Summer’s heat and humidity are just around the corner – and so is the
potential for various insect infestations and turf diseases that can wreak
havoc on your golf course’s appearance and playability.
Some of the most common diseases that affect both cool-season and
warm-season turf are dollar spot, brown patch, anthracnose and Pythium
blight or root rot. Red thread and/or pink patch are cool-season turf
diseases often seen in the spring that can carry over into early summer.
Fairy ring, rust and leaf spot are additional concerns. And, as if the
opportunity for turf diseases isn’t enough, insect activity is also at its
peak during the summer months.
“Plant pathologists often refer to the ‘disease triangle,’” says Eric
Miltner, Ph.D., research agronomist for Koch Turf & Ornamental (Koch). “In
other words, three conditions must be met for a disease outbreak to occur: a
susceptible host, a pathogen (organism) and conducive environmental
conditions. The host and pathogen are always present, and the pathogen is
simply waiting for those prime environmental conditions – warmer temps,
moisture, humidity and poor nutritional status, for example – to take hold.
And, as we all know, many of these conditions are characteristic of the
Water – in the form of natural precipitation or irrigation – plays a
significant role when it comes to plant disease. Most summer turf diseases
are caused by fungi which require moist conditions to thrive. Managing
moisture in the plant canopy, thatch and root zone is critical to keep
diseases at bay.
“Balance is important, because turf obviously needs adequate moisture to
stay healthy,” Miltner says. “And, healthy turf is better equipped to
tolerate or recover from diseases or infestation. That said, turf that
receives too much water can become more susceptible to fungal pathogens.”
Insects can take over turf in the summer months simply because of their life
cycles, with reproduction, growth and maturation taking place during warmer
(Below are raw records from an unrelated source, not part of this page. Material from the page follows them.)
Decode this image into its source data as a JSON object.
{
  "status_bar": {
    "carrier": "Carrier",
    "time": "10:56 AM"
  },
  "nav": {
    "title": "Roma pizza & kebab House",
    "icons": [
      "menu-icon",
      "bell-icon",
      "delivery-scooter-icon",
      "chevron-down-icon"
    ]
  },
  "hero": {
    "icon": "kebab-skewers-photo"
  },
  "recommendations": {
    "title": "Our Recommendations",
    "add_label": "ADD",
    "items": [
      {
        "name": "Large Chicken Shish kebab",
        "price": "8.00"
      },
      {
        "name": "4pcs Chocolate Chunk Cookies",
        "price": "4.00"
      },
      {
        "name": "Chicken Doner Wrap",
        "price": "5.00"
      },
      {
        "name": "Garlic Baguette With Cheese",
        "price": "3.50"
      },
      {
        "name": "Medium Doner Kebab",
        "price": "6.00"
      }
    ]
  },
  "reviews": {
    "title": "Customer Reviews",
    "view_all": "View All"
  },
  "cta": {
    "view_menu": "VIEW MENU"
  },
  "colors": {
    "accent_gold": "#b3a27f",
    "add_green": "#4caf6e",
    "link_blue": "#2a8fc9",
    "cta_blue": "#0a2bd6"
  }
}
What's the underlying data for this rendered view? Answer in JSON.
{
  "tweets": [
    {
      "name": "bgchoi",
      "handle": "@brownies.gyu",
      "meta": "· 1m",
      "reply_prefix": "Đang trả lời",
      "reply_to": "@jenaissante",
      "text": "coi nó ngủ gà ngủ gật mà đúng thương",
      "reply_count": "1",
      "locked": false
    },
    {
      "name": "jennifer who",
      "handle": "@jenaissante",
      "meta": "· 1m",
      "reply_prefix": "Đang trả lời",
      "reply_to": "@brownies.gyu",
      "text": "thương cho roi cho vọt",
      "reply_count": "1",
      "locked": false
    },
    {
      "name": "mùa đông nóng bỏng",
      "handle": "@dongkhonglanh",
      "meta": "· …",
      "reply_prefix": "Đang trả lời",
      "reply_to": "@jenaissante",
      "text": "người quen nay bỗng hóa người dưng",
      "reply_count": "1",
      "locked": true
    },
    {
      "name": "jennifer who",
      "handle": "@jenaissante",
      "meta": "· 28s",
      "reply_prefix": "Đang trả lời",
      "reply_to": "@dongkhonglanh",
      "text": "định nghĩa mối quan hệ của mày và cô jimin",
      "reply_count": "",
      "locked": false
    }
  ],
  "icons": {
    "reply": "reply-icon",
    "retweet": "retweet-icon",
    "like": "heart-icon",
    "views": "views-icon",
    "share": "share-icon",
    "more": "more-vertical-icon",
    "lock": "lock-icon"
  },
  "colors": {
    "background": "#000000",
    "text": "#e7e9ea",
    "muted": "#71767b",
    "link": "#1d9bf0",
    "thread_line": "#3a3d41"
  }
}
temperatures. Simply keeping a close eye on your turf and watching for the
pesky little creatures is one of the most important preventative measures
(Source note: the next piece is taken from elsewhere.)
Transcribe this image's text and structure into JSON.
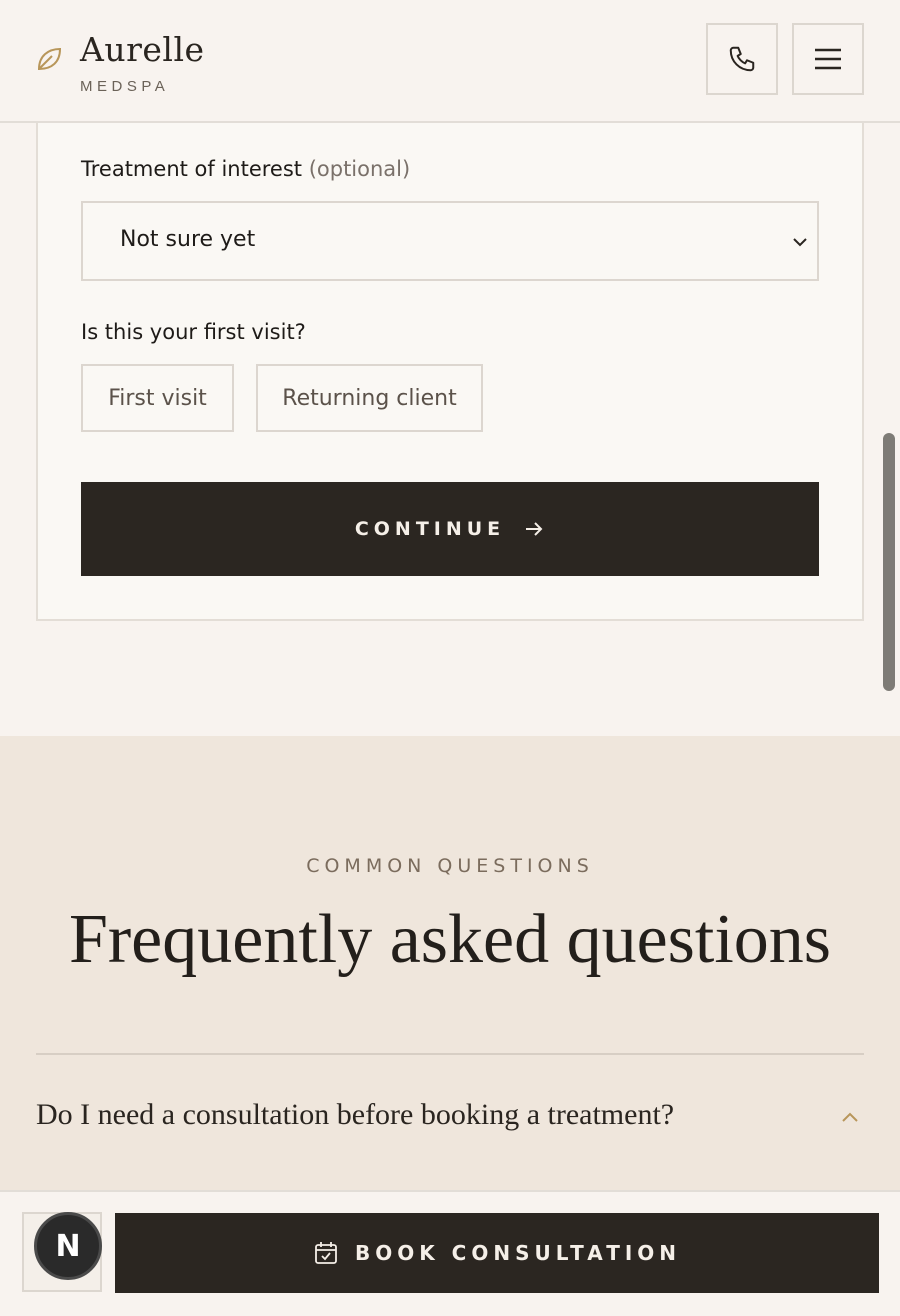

you and your staff can take. Look for any insect species that has caused
problems on the course in the past, as those are most likely to return.
“Every superintendent is going to have to deal with pests at some point,”
Miltner says. “That’s why good, sound agronomic practices are necessary
year-round. Maintaining turf and plants in the healthiest possible condition
will help it tolerate pests and recover from injury when it occurs.”
Keeping turf healthy includes maintaining balanced nitrogen (N) conditions.
Some diseases thrive when N is too low; others thrive when N is too high.
Keeping nutrients at an intermediate level will prevent favoring disease
pathogens over the host turf.
“Koch’s slow-release or
can meter nutrients into the soil, conserving labor and resources,” Miltner
adds. “Adequate nutrition is also key in tolerating insect infestations.
Healthier turf can tolerate higher threshold insect populations before
damage reaches treatment levels, and healthier turf also recovers more
“Find the right balance based on your course, environment and conditions.
Following the recommendations for your region based on turf species is a